(Data excerpts)
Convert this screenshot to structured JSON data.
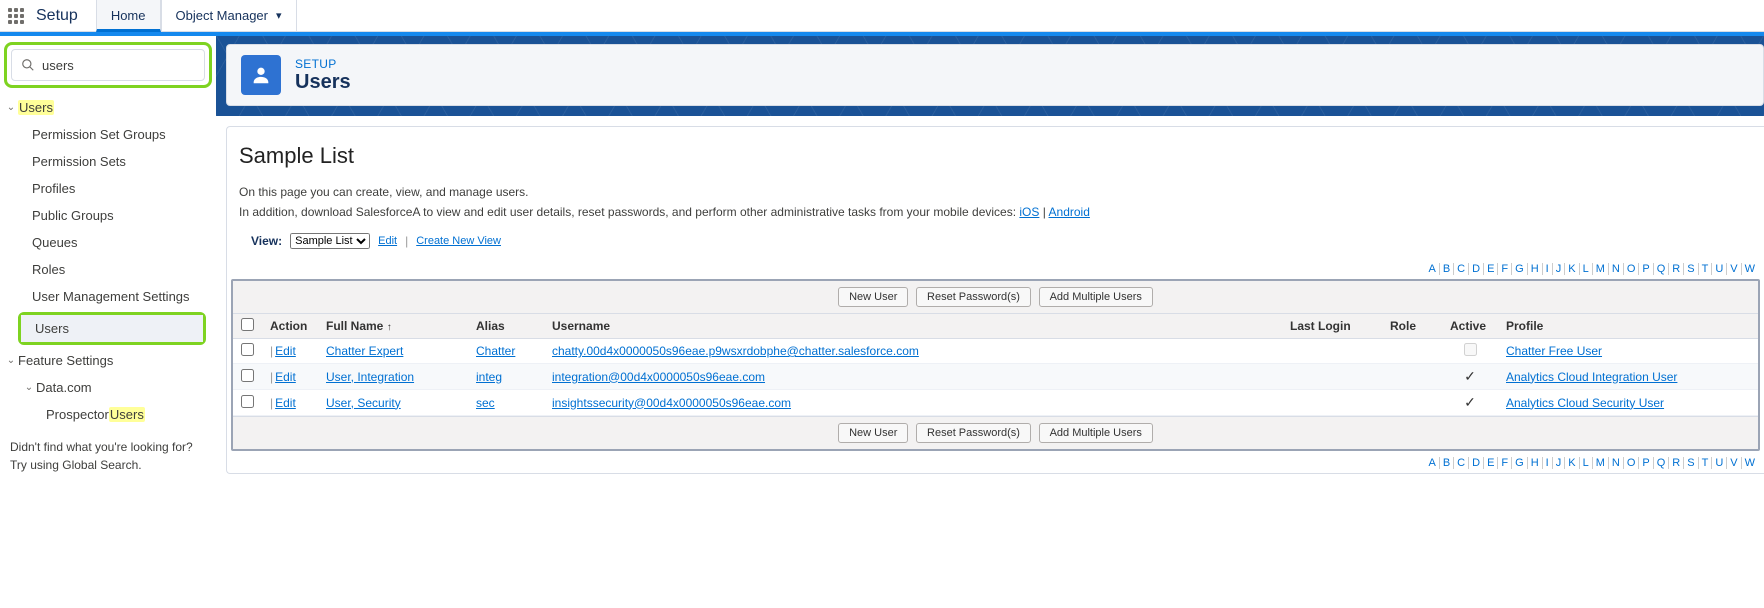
{
  "topbar": {
    "setup": "Setup",
    "home": "Home",
    "object_manager": "Object Manager"
  },
  "sidebar": {
    "search_value": "users",
    "items": {
      "users_group": "Users",
      "perm_set_groups": "Permission Set Groups",
      "perm_sets": "Permission Sets",
      "profiles": "Profiles",
      "public_groups": "Public Groups",
      "queues": "Queues",
      "roles": "Roles",
      "user_mgmt": "User Management Settings",
      "users_item": "Users",
      "feature_settings": "Feature Settings",
      "datacom": "Data.com",
      "prospector_prefix": "Prospector ",
      "prospector_hl": "Users"
    },
    "footnote1": "Didn't find what you're looking for?",
    "footnote2": "Try using Global Search."
  },
  "header": {
    "kicker": "SETUP",
    "title": "Users"
  },
  "page": {
    "title": "Sample List",
    "desc1": "On this page you can create, view, and manage users.",
    "desc2_prefix": "In addition, download SalesforceA to view and edit user details, reset passwords, and perform other administrative tasks from your mobile devices: ",
    "ios": "iOS",
    "sep": " | ",
    "android": "Android",
    "view_label": "View:",
    "view_value": "Sample List",
    "edit": "Edit",
    "create_view": "Create New View"
  },
  "buttons": {
    "new_user": "New User",
    "reset_pw": "Reset Password(s)",
    "add_multi": "Add Multiple Users"
  },
  "columns": {
    "action": "Action",
    "full_name": "Full Name",
    "alias": "Alias",
    "username": "Username",
    "last_login": "Last Login",
    "role": "Role",
    "active": "Active",
    "profile": "Profile"
  },
  "action_label": "Edit",
  "rows": [
    {
      "name": "Chatter Expert",
      "alias": "Chatter",
      "username": "chatty.00d4x0000050s96eae.p9wsxrdobphe@chatter.salesforce.com",
      "active": false,
      "profile": "Chatter Free User"
    },
    {
      "name": "User, Integration",
      "alias": "integ",
      "username": "integration@00d4x0000050s96eae.com",
      "active": true,
      "profile": "Analytics Cloud Integration User"
    },
    {
      "name": "User, Security",
      "alias": "sec",
      "username": "insightssecurity@00d4x0000050s96eae.com",
      "active": true,
      "profile": "Analytics Cloud Security User"
    }
  ],
  "alpha": [
    "A",
    "B",
    "C",
    "D",
    "E",
    "F",
    "G",
    "H",
    "I",
    "J",
    "K",
    "L",
    "M",
    "N",
    "O",
    "P",
    "Q",
    "R",
    "S",
    "T",
    "U",
    "V",
    "W"
  ]
}
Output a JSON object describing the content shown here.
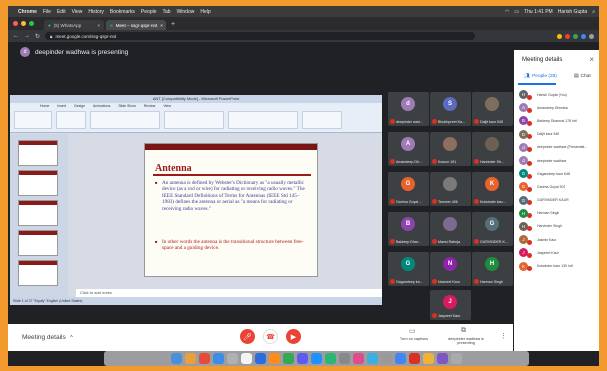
{
  "menubar": {
    "app": "Chrome",
    "items": [
      "File",
      "Edit",
      "View",
      "History",
      "Bookmarks",
      "People",
      "Tab",
      "Window",
      "Help"
    ],
    "clock": "Thu 1:41 PM",
    "user": "Harish Gupta"
  },
  "tabs": [
    {
      "label": "(5) WhatsApp",
      "icon": "whatsapp-icon"
    },
    {
      "label": "Meet – ssgr-qspr-nnt",
      "icon": "meet-icon"
    }
  ],
  "address": {
    "url": "meet.google.com/ssg-qspr-nnt"
  },
  "presenter": {
    "initial": "d",
    "text": "deepinder wadhwa is presenting"
  },
  "ppt": {
    "window_title": "ANT [Compatibility Mode] - Microsoft PowerPoint",
    "ribbon_tabs": [
      "Home",
      "Insert",
      "Design",
      "Animations",
      "Slide Show",
      "Review",
      "View"
    ],
    "slide_title": "Antenna",
    "bullet1": "An antenna is defined by Webster's Dictionary as \"a usually metallic device (as a rod or wire) for radiating or receiving radio waves.\" The IEEE Standard Definitions of Terms for Antennas (IEEE Std 145–1983) defines the antenna or aerial as \"a means for radiating or receiving radio waves.\"",
    "bullet2": "In other words the antenna is the transitional structure between free-space and a guiding device.",
    "notes": "Click to add notes",
    "status": "Slide 1 of 27   \"Equity\"   English (United States)"
  },
  "grid": [
    {
      "name": "deepinder wad...",
      "initial": "d",
      "color": "#9e7bb5"
    },
    {
      "name": "Bhubhpreet Ka...",
      "initial": "S",
      "color": "#5c6bc0"
    },
    {
      "name": "Daljit kaur 545",
      "initial": "",
      "color": "#7d6e5e"
    },
    {
      "name": "Amandeep Dh...",
      "initial": "A",
      "color": "#9e7bb5"
    },
    {
      "name": "Kusum 191",
      "initial": "",
      "color": "#8d6e63"
    },
    {
      "name": "Harvinder Sh...",
      "initial": "",
      "color": "#6d5f52"
    },
    {
      "name": "Garima Goyal ...",
      "initial": "G",
      "color": "#e8622c"
    },
    {
      "name": "Tanveer 406",
      "initial": "",
      "color": "#7a7a7a"
    },
    {
      "name": "Kulwinder kau...",
      "initial": "K",
      "color": "#e8622c"
    },
    {
      "name": "Baldeep Dhar...",
      "initial": "B",
      "color": "#8e44ad"
    },
    {
      "name": "Mansi Raheja",
      "initial": "",
      "color": "#7b6b8f"
    },
    {
      "name": "GURVINDER K...",
      "initial": "G",
      "color": "#546e7a"
    },
    {
      "name": "Gagandeep ka...",
      "initial": "G",
      "color": "#00897b"
    },
    {
      "name": "Navneet Kaur",
      "initial": "N",
      "color": "#8e24aa"
    },
    {
      "name": "Harman Singh",
      "initial": "H",
      "color": "#1e8e3e"
    },
    {
      "name": "Jaspreet Kaur",
      "initial": "J",
      "color": "#d81b60"
    }
  ],
  "bottom": {
    "meeting_details": "Meeting details",
    "captions": "Turn on captions",
    "presenting": "deepinder wadhwa is presenting"
  },
  "panel": {
    "title": "Meeting details",
    "people_tab": "People (28)",
    "chat_tab": "Chat",
    "people": [
      {
        "name": "Harish Gupta (You)",
        "initial": "H",
        "color": "#5f6368"
      },
      {
        "name": "Amandeep Dhindsa",
        "initial": "A",
        "color": "#9e7bb5"
      },
      {
        "name": "Baldeep Dhanrrai 178 Intl",
        "initial": "B",
        "color": "#8e44ad"
      },
      {
        "name": "Daljit kaur 545",
        "initial": "D",
        "color": "#7d6e5e"
      },
      {
        "name": "deepinder wadhwa (Presentati...",
        "initial": "d",
        "color": "#9e7bb5"
      },
      {
        "name": "deepinder wadhwa",
        "initial": "d",
        "color": "#9e7bb5"
      },
      {
        "name": "Gagandeep kaur 648",
        "initial": "G",
        "color": "#00897b"
      },
      {
        "name": "Garima Goyal 303",
        "initial": "G",
        "color": "#e8622c"
      },
      {
        "name": "GURVINDER KAUR",
        "initial": "G",
        "color": "#546e7a"
      },
      {
        "name": "Harman Singh",
        "initial": "H",
        "color": "#1e8e3e"
      },
      {
        "name": "Harvinder Singh",
        "initial": "H",
        "color": "#6d5f52"
      },
      {
        "name": "Jasmin Kaur",
        "initial": "J",
        "color": "#ad6b3a"
      },
      {
        "name": "Jaspreet Kaur",
        "initial": "J",
        "color": "#d81b60"
      },
      {
        "name": "Kulwinder kaur 139 Intl",
        "initial": "K",
        "color": "#e8622c"
      }
    ]
  },
  "colors": {
    "accent": "#1a73e8",
    "mic_off": "#d93025",
    "leave": "#ea4335",
    "slide_title": "#9b1b1b"
  }
}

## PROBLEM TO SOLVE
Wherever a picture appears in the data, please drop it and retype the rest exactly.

## OUTPUT OF THE TASK
Convert this screenshot to structured JSON data.
{
  "topbar": {
    "setup": "Setup",
    "home": "Home",
    "object_manager": "Object Manager"
  },
  "sidebar": {
    "search_value": "users",
    "items": {
      "users_group": "Users",
      "perm_set_groups": "Permission Set Groups",
      "perm_sets": "Permission Sets",
      "profiles": "Profiles",
      "public_groups": "Public Groups",
      "queues": "Queues",
      "roles": "Roles",
      "user_mgmt": "User Management Settings",
      "users_item": "Users",
      "feature_settings": "Feature Settings",
      "datacom": "Data.com",
      "prospector_prefix": "Prospector ",
      "prospector_hl": "Users"
    },
    "footnote1": "Didn't find what you're looking for?",
    "footnote2": "Try using Global Search."
  },
  "header": {
    "kicker": "SETUP",
    "title": "Users"
  },
  "page": {
    "title": "Sample List",
    "desc1": "On this page you can create, view, and manage users.",
    "desc2_prefix": "In addition, download SalesforceA to view and edit user details, reset passwords, and perform other administrative tasks from your mobile devices: ",
    "ios": "iOS",
    "sep": " | ",
    "android": "Android",
    "view_label": "View:",
    "view_value": "Sample List",
    "edit": "Edit",
    "create_view": "Create New View"
  },
  "buttons": {
    "new_user": "New User",
    "reset_pw": "Reset Password(s)",
    "add_multi": "Add Multiple Users"
  },
  "columns": {
    "action": "Action",
    "full_name": "Full Name",
    "alias": "Alias",
    "username": "Username",
    "last_login": "Last Login",
    "role": "Role",
    "active": "Active",
    "profile": "Profile"
  },
  "action_label": "Edit",
  "rows": [
    {
      "name": "Chatter Expert",
      "alias": "Chatter",
      "username": "chatty.00d4x0000050s96eae.p9wsxrdobphe@chatter.salesforce.com",
      "active": false,
      "profile": "Chatter Free User"
    },
    {
      "name": "User, Integration",
      "alias": "integ",
      "username": "integration@00d4x0000050s96eae.com",
      "active": true,
      "profile": "Analytics Cloud Integration User"
    },
    {
      "name": "User, Security",
      "alias": "sec",
      "username": "insightssecurity@00d4x0000050s96eae.com",
      "active": true,
      "profile": "Analytics Cloud Security User"
    }
  ],
  "alpha": [
    "A",
    "B",
    "C",
    "D",
    "E",
    "F",
    "G",
    "H",
    "I",
    "J",
    "K",
    "L",
    "M",
    "N",
    "O",
    "P",
    "Q",
    "R",
    "S",
    "T",
    "U",
    "V",
    "W"
  ]
}
Output a JSON object describing the content shown here.
{
  "menubar": {
    "app": "Chrome",
    "items": [
      "File",
      "Edit",
      "View",
      "History",
      "Bookmarks",
      "People",
      "Tab",
      "Window",
      "Help"
    ],
    "clock": "Thu 1:41 PM",
    "user": "Harish Gupta"
  },
  "tabs": [
    {
      "label": "(5) WhatsApp",
      "icon": "whatsapp-icon"
    },
    {
      "label": "Meet – ssgr-qspr-nnt",
      "icon": "meet-icon"
    }
  ],
  "address": {
    "url": "meet.google.com/ssg-qspr-nnt"
  },
  "presenter": {
    "initial": "d",
    "text": "deepinder wadhwa is presenting"
  },
  "ppt": {
    "window_title": "ANT [Compatibility Mode] - Microsoft PowerPoint",
    "ribbon_tabs": [
      "Home",
      "Insert",
      "Design",
      "Animations",
      "Slide Show",
      "Review",
      "View"
    ],
    "slide_title": "Antenna",
    "bullet1": "An antenna is defined by Webster's Dictionary as \"a usually metallic device (as a rod or wire) for radiating or receiving radio waves.\" The IEEE Standard Definitions of Terms for Antennas (IEEE Std 145–1983) defines the antenna or aerial as \"a means for radiating or receiving radio waves.\"",
    "bullet2": "In other words the antenna is the transitional structure between free-space and a guiding device.",
    "notes": "Click to add notes",
    "status": "Slide 1 of 27   \"Equity\"   English (United States)"
  },
  "grid": [
    {
      "name": "deepinder wad...",
      "initial": "d",
      "color": "#9e7bb5"
    },
    {
      "name": "Bhubhpreet Ka...",
      "initial": "S",
      "color": "#5c6bc0"
    },
    {
      "name": "Daljit kaur 545",
      "initial": "",
      "color": "#7d6e5e"
    },
    {
      "name": "Amandeep Dh...",
      "initial": "A",
      "color": "#9e7bb5"
    },
    {
      "name": "Kusum 191",
      "initial": "",
      "color": "#8d6e63"
    },
    {
      "name": "Harvinder Sh...",
      "initial": "",
      "color": "#6d5f52"
    },
    {
      "name": "Garima Goyal ...",
      "initial": "G",
      "color": "#e8622c"
    },
    {
      "name": "Tanveer 406",
      "initial": "",
      "color": "#7a7a7a"
    },
    {
      "name": "Kulwinder kau...",
      "initial": "K",
      "color": "#e8622c"
    },
    {
      "name": "Baldeep Dhar...",
      "initial": "B",
      "color": "#8e44ad"
    },
    {
      "name": "Mansi Raheja",
      "initial": "",
      "color": "#7b6b8f"
    },
    {
      "name": "GURVINDER K...",
      "initial": "G",
      "color": "#546e7a"
    },
    {
      "name": "Gagandeep ka...",
      "initial": "G",
      "color": "#00897b"
    },
    {
      "name": "Navneet Kaur",
      "initial": "N",
      "color": "#8e24aa"
    },
    {
      "name": "Harman Singh",
      "initial": "H",
      "color": "#1e8e3e"
    },
    {
      "name": "Jaspreet Kaur",
      "initial": "J",
      "color": "#d81b60"
    }
  ],
  "bottom": {
    "meeting_details": "Meeting details",
    "captions": "Turn on captions",
    "presenting": "deepinder wadhwa is presenting"
  },
  "panel": {
    "title": "Meeting details",
    "people_tab": "People (28)",
    "chat_tab": "Chat",
    "people": [
      {
        "name": "Harish Gupta (You)",
        "initial": "H",
        "color": "#5f6368"
      },
      {
        "name": "Amandeep Dhindsa",
        "initial": "A",
        "color": "#9e7bb5"
      },
      {
        "name": "Baldeep Dhanrrai 178 Intl",
        "initial": "B",
        "color": "#8e44ad"
      },
      {
        "name": "Daljit kaur 545",
        "initial": "D",
        "color": "#7d6e5e"
      },
      {
        "name": "deepinder wadhwa (Presentati...",
        "initial": "d",
        "color": "#9e7bb5"
      },
      {
        "name": "deepinder wadhwa",
        "initial": "d",
        "color": "#9e7bb5"
      },
      {
        "name": "Gagandeep kaur 648",
        "initial": "G",
        "color": "#00897b"
      },
      {
        "name": "Garima Goyal 303",
        "initial": "G",
        "color": "#e8622c"
      },
      {
        "name": "GURVINDER KAUR",
        "initial": "G",
        "color": "#546e7a"
      },
      {
        "name": "Harman Singh",
        "initial": "H",
        "color": "#1e8e3e"
      },
      {
        "name": "Harvinder Singh",
        "initial": "H",
        "color": "#6d5f52"
      },
      {
        "name": "Jasmin Kaur",
        "initial": "J",
        "color": "#ad6b3a"
      },
      {
        "name": "Jaspreet Kaur",
        "initial": "J",
        "color": "#d81b60"
      },
      {
        "name": "Kulwinder kaur 139 Intl",
        "initial": "K",
        "color": "#e8622c"
      }
    ]
  },
  "colors": {
    "accent": "#1a73e8",
    "mic_off": "#d93025",
    "leave": "#ea4335",
    "slide_title": "#9b1b1b"
  }
}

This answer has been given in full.